I gave the quilt to Meg and Josh at our annual family beach week, just like I did for her brother last year, so we did a little shoot in the backyard of our beach house on the one rainy, cold, terrible weather day. And her husband proved that it’s the perfect couch blanket for curling up with a book. (Note: That is a different cousin sitting on the couch with him.) I hope they love it and enjoy a lifetime of curling up together under it!

isoscles triangle quilt

isosceles triangle quilt

a non-rhinebeck sweater!

I didn’t make the journey up to New York Sheep & Wool this year, but that doesn’t mean I didn’t knit something just in the nick of time! About three weeks ago, when the temperature finally started to change, my need for a new sweater overcame me. I started researching colorwork pullovers (inspired in large part by Julia’s newly released Hiro) but somehow ended up looking at solid patterns and stumbled on Madigan, a Melissa LaBarre pattern for Quince & Co. I knew I had the perfect yarn in my stash, so off I went to wind and swatch.

Fittingly, I bought this yarn (Stonehedge Fiber Mill‘s Shepherd’s Wool) at Rhinebeck two years ago, when I was eager to amass more sweater quantities of yarn. I was looking for a nice, wearable gray. I found, however, this bright blue. I think, in the madness that is shopping at Rhinebeck, I neglected to think this through, so I bought it even though I couldn’t exactly picture it in a sweater. “Sweater quantity? Sold!” This electric blue haunted me from its place on a shelf in my craft corner. Nothing ever seemed quite right. Then I found Madigan. It couldn’t be more perfect.

The sweater is a cinch to knit, but that doesn’t mean I actually managed to follow the directions. You know how you read over a pattern, start knitting, and feel confident you know what it told you? Yeah, that led to varying stitch counts, some uncalled-for plain knitting in the middle of the waist shaping, and likely not as many stitches in total at the hips. But you know what else? It led to a perfectly fitting sweater that I finished the Friday before Rhinebeck. Either I was lucky or I actually can successfully improvise a sweater after all these years.

Speaking of improvisation, my friends and I improvised our own Rhinebecky day in New York City, instead of driving 2.5 hours up to the Dutchess County Fairgrounds. We went to Knitty City, a crafts fair, and Central Park to approximate yarn booths and fall foliage. Just like at Rhinebeck, we took time for a photo shoot (this time Tania and Holly took my pictures, instead of Caro). But we also went shoe shopping, ate a calm and line-less brunch, and were home in time for dinner. So in some ways we improved on Rhinebeck! All that was missing were all the friends I didn’t get to hug. Next year, I’ll be back!

slow-cooked chinese short ribs

short ribs
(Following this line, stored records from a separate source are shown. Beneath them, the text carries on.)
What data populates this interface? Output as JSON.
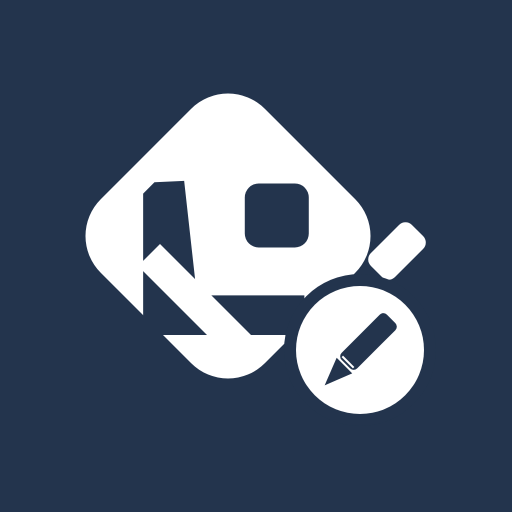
{
  "app_icon": {
    "icon_name": "edit-logo-icon",
    "colors": {
      "background": "#23344D",
      "foreground": "#FFFFFF"
    }
  }
}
I only have one picture of this dinner, but I think it’s all you need. My mom’s Chinese short ribs are a family favorite: she makes a giant batch whenever there’s a crowd to feed, and even when it’s just our nuclear family. She simmers them on the stovetop, but I thought they might be a good candidate for the slow cooker. A steaming bowlful is perfect on a chilly day, and the weather has JUST turned cool here in New York City.
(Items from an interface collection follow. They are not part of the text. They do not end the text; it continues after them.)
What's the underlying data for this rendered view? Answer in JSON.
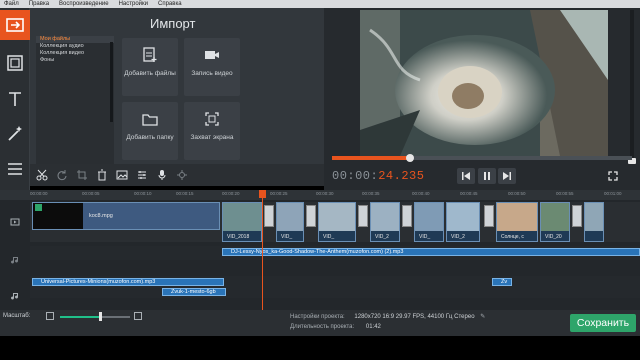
{
  "menubar": {
    "items": [
      "Файл",
      "Правка",
      "Воспроизведение",
      "Настройки",
      "Справка"
    ]
  },
  "left_toolbar": {
    "items": [
      "import-icon",
      "filmstrip-icon",
      "text-icon",
      "magic-wand-icon",
      "menu-icon"
    ],
    "active": "import-icon"
  },
  "import": {
    "title": "Импорт",
    "file_list": [
      "Мои файлы",
      "Коллекция аудио",
      "Коллекция видео",
      "Фоны"
    ],
    "selected_index": 0,
    "tiles": [
      {
        "label": "Добавить файлы",
        "icon": "add-files-icon"
      },
      {
        "label": "Запись видео",
        "icon": "camera-icon"
      },
      {
        "label": "Добавить папку",
        "icon": "folder-icon"
      },
      {
        "label": "Захват экрана",
        "icon": "screen-capture-icon"
      }
    ]
  },
  "player": {
    "timecode_dim": "00:00:",
    "timecode_hi": "24.235",
    "progress_fraction": 0.26,
    "buttons": [
      "previous-icon",
      "pause-icon",
      "next-icon"
    ],
    "fullscreen_icon": "fullscreen-icon"
  },
  "timeline_toolbar": [
    "scissors-icon",
    "redo-icon",
    "crop-icon",
    "delete-icon",
    "image-icon",
    "properties-icon",
    "microphone-icon",
    "settings-icon"
  ],
  "ruler_ticks": [
    "00:00:00",
    "00:00:05",
    "00:00:10",
    "00:00:15",
    "00:00:20",
    "00:00:25",
    "00:00:30",
    "00:00:35",
    "00:00:40",
    "00:00:45",
    "00:00:50",
    "00:00:55",
    "00:01:00"
  ],
  "tracks": {
    "title_clip": "koc8.mpg",
    "video_clip_labels": [
      "VID_2018",
      "VID_",
      "VID_",
      "VID_2",
      "VID_",
      "VID_2",
      "Солнце, с",
      "VID_20"
    ],
    "music_1": "DJ-Lessy-Nyos_ka-Good-Shadow-The-Anthem(muzofon.com) (2).mp3",
    "music_2": "Universal-Pictures-Minions(muzofon.com).mp3",
    "music_3": "Zvuk-1-mesto-6gb",
    "music_4": "Zv"
  },
  "bottom": {
    "zoom_label": "Масштаб:",
    "zoom_level": 0.55,
    "settings_label": "Настройки проекта:",
    "settings_value": "1280x720 16:9 29.97 FPS, 44100 Гц Стерео",
    "duration_label": "Длительность проекта:",
    "duration_value": "01:42",
    "save_label": "Сохранить"
  },
  "colors": {
    "accent": "#e8541e",
    "save": "#2ea56a",
    "clip_border": "#6a8fb5",
    "audio": "#2a74b8"
  }
}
When I saw that Fresh Direct now sells short ribs cut into thirds, the way my mom says is best for this dish, I immediately bought some and called mom in Norway to ask her how to make them. Of course, it was vague in the way that mom recipes are, but I tried to quantify it a bit. It’s so dead easy, you’re going to laugh.